> _Data records_
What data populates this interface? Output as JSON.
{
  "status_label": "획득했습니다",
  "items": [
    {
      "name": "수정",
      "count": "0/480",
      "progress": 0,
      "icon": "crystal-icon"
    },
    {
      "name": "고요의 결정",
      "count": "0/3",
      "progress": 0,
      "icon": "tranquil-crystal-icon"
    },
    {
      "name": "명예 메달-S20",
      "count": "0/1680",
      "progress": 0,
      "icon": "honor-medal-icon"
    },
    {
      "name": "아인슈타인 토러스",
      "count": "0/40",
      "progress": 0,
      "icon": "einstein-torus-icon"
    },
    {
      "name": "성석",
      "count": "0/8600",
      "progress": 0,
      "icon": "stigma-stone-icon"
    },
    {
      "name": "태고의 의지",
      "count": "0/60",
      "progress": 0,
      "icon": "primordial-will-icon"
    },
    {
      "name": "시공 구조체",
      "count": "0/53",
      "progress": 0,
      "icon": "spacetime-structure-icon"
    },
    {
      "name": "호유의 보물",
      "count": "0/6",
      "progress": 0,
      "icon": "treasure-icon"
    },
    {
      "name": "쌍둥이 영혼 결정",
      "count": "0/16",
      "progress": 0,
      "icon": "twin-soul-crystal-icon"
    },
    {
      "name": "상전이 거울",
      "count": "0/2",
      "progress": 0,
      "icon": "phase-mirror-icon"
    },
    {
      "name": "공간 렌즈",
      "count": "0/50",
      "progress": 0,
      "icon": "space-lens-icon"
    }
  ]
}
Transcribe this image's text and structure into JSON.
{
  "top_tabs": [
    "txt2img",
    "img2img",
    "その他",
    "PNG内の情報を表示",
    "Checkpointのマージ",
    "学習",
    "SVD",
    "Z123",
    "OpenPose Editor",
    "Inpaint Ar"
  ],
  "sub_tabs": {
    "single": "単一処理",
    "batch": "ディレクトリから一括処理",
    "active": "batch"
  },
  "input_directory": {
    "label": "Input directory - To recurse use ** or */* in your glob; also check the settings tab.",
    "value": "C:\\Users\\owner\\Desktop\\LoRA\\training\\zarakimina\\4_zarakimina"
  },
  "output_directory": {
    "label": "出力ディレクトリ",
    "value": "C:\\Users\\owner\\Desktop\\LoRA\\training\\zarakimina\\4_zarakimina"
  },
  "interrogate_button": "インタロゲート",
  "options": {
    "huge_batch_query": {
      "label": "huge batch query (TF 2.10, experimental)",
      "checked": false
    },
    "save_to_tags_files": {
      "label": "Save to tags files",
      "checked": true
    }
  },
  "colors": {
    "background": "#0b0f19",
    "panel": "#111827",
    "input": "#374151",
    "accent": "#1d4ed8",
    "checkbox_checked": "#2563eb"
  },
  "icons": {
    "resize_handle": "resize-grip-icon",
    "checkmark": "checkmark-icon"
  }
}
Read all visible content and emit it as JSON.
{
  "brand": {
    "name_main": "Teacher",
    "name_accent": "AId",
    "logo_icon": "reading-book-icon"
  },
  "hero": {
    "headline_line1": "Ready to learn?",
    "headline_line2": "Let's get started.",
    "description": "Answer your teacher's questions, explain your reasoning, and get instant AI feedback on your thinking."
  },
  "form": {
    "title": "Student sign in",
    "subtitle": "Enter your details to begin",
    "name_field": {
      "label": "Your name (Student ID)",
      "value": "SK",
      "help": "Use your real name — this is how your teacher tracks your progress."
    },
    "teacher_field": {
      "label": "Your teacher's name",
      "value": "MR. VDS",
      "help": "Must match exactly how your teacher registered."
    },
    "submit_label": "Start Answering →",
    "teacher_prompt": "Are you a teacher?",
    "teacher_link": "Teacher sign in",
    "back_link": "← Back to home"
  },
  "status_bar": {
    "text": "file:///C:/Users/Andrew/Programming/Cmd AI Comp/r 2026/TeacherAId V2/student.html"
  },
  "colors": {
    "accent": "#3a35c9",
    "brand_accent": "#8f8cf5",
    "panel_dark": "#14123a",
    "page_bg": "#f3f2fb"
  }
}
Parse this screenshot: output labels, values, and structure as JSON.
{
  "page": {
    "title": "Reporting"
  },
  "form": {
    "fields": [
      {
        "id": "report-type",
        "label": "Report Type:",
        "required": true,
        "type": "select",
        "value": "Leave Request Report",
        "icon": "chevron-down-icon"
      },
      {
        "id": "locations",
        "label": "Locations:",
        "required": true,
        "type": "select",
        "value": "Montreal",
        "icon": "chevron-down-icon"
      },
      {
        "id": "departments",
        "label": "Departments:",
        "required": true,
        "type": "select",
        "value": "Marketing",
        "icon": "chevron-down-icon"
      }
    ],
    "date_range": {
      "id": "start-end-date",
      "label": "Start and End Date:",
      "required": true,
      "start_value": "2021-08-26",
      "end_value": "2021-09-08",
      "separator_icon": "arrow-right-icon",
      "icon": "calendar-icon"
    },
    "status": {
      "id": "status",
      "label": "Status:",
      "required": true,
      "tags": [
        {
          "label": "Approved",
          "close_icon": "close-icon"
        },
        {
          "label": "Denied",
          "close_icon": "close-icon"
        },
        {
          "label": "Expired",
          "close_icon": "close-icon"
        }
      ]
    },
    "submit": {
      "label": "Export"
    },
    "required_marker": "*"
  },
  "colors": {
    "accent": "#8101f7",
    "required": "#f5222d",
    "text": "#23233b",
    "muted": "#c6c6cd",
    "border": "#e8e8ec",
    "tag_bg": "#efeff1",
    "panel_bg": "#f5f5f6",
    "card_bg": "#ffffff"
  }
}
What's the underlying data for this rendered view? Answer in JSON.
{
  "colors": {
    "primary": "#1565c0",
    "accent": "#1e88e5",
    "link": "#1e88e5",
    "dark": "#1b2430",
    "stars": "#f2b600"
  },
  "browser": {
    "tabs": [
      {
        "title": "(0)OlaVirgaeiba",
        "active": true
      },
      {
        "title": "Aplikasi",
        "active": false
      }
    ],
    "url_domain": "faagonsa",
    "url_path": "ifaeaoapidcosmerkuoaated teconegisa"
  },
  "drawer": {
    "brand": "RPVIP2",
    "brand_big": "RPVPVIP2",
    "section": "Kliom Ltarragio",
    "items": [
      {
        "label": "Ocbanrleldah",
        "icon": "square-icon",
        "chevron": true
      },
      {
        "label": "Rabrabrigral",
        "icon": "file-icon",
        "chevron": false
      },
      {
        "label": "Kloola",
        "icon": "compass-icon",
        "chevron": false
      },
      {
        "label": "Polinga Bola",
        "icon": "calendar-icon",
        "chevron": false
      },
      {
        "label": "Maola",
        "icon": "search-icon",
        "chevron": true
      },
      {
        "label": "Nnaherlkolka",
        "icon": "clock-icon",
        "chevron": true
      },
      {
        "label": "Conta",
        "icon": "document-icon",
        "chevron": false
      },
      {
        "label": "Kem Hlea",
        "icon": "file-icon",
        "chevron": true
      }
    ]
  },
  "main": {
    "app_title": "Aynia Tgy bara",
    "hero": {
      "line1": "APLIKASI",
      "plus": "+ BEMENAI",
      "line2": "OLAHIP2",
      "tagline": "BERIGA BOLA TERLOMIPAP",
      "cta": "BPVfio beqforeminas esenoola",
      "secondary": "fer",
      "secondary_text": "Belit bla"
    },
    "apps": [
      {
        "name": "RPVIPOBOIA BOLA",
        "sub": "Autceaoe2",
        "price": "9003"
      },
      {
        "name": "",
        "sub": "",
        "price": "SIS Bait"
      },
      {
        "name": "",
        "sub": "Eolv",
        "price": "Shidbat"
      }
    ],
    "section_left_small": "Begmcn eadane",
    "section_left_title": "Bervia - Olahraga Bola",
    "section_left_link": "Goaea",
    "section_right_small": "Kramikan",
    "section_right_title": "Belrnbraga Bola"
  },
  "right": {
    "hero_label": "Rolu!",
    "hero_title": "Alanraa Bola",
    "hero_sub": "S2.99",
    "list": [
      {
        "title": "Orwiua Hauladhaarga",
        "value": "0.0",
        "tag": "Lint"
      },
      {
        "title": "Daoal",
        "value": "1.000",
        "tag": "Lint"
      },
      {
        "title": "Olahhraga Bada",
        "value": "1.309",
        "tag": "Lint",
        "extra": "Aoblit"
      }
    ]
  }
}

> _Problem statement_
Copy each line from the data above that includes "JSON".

> _Output of the task_
What data populates this interface? Output as JSON.
Transcribe this image's text and structure into JSON.
Read all visible content and emit it as JSON.
Parse this screenshot: output labels, values, and structure as JSON.
What's the underlying data for this rendered view? Answer in JSON.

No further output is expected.